  9. Actually, my easy child is more likely to blame me when things go wrong than difficult child. I'm apparently responsible for everything in the universe and I am supposed to be perfect in every way. Not practically perfect like Mary Poppins; just plain perfect. I attribute a lot of this to the age (10 going on 15) and generally don't take it personally even though it is meant that way.

    I usually (not always successful since I'm actually NOT perfect) point out that there doesn't have to be a bad guy and let's just solve the problem, as opposed to arguing the point and making her admit it was really her responsibility. Later on, I'll point out that she's responsible for her schoolwork and let's put it in a good place, etc. At any rate, as a rule I don't take personal abuse, solve her problem for her, or engage in the argument. I'll admit to occasionally participating in a screamfest but really try not to engage.

    Remember, God made teenagers so you're not sorry when they leave.
  10. susiestar

    susiestar Roll With It

    And here I thought God made teenagers so there would be a use for all those orange barrels.
  11. OK, I guess I'm stupid tonight. What's with the orange barrels? I don't get it. :p
  12. susiestar

    susiestar Roll With It

    As a child, on any road trip we usually drove all night. One of us kids would stay up front with a parent, usually me with Dad and bro with Mom because Dad and bro argued too much for us to sleep.

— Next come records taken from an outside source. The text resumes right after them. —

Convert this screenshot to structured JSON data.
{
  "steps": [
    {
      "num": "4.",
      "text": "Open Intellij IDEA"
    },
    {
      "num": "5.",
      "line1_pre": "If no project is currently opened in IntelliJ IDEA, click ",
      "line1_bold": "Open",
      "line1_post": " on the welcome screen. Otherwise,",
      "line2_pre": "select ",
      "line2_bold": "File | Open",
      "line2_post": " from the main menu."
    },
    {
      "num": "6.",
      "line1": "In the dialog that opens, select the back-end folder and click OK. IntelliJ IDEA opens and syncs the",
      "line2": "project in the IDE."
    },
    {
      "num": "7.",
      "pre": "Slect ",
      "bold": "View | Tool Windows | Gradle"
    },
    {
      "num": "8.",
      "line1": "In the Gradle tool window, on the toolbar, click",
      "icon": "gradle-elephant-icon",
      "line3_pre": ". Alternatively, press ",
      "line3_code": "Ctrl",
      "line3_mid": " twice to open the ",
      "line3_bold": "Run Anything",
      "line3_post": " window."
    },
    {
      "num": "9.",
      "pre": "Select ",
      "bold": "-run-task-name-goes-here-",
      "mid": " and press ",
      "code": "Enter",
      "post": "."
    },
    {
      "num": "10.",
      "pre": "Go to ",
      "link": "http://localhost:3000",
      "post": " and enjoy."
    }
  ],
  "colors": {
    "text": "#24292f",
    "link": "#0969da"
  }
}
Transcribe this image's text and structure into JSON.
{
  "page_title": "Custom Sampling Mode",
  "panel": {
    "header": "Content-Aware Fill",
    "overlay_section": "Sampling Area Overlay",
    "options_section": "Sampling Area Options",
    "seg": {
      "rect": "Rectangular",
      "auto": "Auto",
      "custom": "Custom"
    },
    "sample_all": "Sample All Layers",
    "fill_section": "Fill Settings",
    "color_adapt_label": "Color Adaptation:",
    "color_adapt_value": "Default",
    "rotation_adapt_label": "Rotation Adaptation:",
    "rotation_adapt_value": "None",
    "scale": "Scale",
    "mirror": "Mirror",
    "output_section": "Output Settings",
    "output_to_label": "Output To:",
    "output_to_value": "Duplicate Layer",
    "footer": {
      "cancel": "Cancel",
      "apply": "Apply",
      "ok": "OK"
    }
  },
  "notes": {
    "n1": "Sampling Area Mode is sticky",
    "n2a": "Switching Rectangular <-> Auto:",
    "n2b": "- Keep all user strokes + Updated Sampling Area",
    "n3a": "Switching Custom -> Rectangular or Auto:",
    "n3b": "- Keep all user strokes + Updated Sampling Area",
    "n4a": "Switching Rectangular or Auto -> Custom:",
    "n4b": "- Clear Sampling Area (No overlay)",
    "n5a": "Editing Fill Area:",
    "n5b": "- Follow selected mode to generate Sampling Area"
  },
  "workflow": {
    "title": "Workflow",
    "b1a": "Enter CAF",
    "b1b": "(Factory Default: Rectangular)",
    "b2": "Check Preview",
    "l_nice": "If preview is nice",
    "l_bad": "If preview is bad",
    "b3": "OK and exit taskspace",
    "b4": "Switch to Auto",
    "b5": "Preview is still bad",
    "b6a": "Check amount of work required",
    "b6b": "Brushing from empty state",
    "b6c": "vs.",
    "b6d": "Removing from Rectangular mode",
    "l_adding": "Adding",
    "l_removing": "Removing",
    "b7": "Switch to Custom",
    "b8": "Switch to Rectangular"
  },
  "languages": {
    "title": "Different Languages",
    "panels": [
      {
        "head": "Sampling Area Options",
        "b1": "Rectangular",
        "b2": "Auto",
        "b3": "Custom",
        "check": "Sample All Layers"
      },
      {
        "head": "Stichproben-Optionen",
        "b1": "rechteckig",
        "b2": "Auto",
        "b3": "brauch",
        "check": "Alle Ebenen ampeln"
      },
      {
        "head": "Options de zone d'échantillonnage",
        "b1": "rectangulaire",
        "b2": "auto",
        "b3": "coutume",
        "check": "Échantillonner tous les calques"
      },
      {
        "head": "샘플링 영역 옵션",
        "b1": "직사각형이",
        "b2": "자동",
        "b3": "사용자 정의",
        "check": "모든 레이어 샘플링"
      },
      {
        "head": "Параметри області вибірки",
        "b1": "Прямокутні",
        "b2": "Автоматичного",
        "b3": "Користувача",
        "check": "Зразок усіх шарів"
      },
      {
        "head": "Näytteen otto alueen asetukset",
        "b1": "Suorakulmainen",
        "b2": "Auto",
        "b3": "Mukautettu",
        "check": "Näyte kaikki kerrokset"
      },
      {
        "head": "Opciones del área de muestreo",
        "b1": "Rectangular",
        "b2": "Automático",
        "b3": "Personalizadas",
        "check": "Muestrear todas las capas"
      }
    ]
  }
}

    My Dad always pointed out the orange barrels and said that they were what you did with kids when they hit their teens and were in that awful stage. It was a running family joke between us. So many orange barrels, so many teens.
  13. Kjs

    Kjs Guest

    I am glad someone asked about the orange barrels. Thought about that all day.